Your job is to set down the listing again exactly as it stands.
====
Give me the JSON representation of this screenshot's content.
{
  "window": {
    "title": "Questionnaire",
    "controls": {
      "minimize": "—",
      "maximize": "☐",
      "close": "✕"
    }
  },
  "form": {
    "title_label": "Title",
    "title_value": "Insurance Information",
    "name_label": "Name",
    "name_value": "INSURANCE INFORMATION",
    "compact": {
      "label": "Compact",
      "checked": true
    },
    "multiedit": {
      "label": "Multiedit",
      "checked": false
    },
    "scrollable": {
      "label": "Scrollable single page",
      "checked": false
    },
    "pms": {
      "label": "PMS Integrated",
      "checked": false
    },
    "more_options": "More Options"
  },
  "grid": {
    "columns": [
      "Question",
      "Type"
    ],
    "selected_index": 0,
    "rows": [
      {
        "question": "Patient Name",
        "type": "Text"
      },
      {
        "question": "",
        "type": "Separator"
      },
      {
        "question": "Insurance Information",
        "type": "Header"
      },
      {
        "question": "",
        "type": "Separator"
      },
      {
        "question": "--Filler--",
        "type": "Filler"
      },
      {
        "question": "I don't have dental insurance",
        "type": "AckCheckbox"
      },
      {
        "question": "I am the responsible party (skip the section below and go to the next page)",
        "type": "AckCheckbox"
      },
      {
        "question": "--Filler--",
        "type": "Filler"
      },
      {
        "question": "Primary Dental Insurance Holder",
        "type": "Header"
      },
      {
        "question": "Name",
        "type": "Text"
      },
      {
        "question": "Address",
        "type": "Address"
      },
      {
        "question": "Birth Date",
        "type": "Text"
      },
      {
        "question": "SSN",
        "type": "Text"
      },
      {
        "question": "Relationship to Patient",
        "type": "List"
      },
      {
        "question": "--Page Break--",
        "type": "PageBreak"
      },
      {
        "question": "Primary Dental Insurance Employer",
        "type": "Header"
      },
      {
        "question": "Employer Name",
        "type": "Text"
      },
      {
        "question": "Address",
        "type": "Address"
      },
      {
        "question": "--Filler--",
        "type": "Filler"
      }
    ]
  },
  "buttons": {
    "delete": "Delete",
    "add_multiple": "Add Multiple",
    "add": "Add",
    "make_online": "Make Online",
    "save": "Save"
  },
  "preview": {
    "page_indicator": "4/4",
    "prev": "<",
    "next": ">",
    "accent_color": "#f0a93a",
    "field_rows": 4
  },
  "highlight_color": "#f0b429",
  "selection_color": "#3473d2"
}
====
*Written solution*
Give me the JSON representation of this screenshot's content.
{
  "window": {
    "title": "Questionnaire",
    "controls": {
      "minimize": "—",
      "maximize": "☐",
      "close": "✕"
    }
  },
  "form": {
    "title_label": "Title",
    "title_value": "Insurance Information",
    "name_label": "Name",
    "name_value": "INSURANCE INFORMATION",
    "compact": {
      "label": "Compact",
      "checked": true
    },
    "multiedit": {
      "label": "Multiedit",
      "checked": false
    },
    "scrollable": {
      "label": "Scrollable single page",
      "checked": false
    },
    "pms": {
      "label": "PMS Integrated",
      "checked": false
    },
    "more_options": "More Options"
  },
  "grid": {
    "columns": [
      "Question",
      "Type"
    ],
    "selected_index": 0,
    "rows": [
      {
        "question": "Patient Name",
        "type": "Text"
      },
      {
        "question": "",
        "type": "Separator"
      },
      {
        "question": "Insurance Information",
        "type": "Header"
      },
      {
        "question": "",
        "type": "Separator"
      },
      {
        "question": "--Filler--",
        "type": "Filler"
      },
      {
        "question": "I don't have dental insurance",
        "type": "AckCheckbox"
      },
      {
        "question": "I am the responsible party (skip the section below and go to the next page)",
        "type": "AckCheckbox"
      },
      {
        "question": "--Filler--",
        "type": "Filler"
      },
      {
        "question": "Primary Dental Insurance Holder",
        "type": "Header"
      },
      {
        "question": "Name",
        "type": "Text"
      },
      {
        "question": "Address",
        "type": "Address"
      },
      {
        "question": "Birth Date",
        "type": "Text"
      },
      {
        "question": "SSN",
        "type": "Text"
      },
      {
        "question": "Relationship to Patient",
        "type": "List"
      },
      {
        "question": "--Page Break--",
        "type": "PageBreak"
      },
      {
        "question": "Primary Dental Insurance Employer",
        "type": "Header"
      },
      {
        "question": "Employer Name",
        "type": "Text"
      },
      {
        "question": "Address",
        "type": "Address"
      },
      {
        "question": "--Filler--",
        "type": "Filler"
      }
    ]
  },
  "buttons": {
    "delete": "Delete",
    "add_multiple": "Add Multiple",
    "add": "Add",
    "make_online": "Make Online",
    "save": "Save"
  },
  "preview": {
    "page_indicator": "4/4",
    "prev": "<",
    "next": ">",
    "accent_color": "#f0a93a",
    "field_rows": 4
  },
  "highlight_color": "#f0b429",
  "selection_color": "#3473d2"
}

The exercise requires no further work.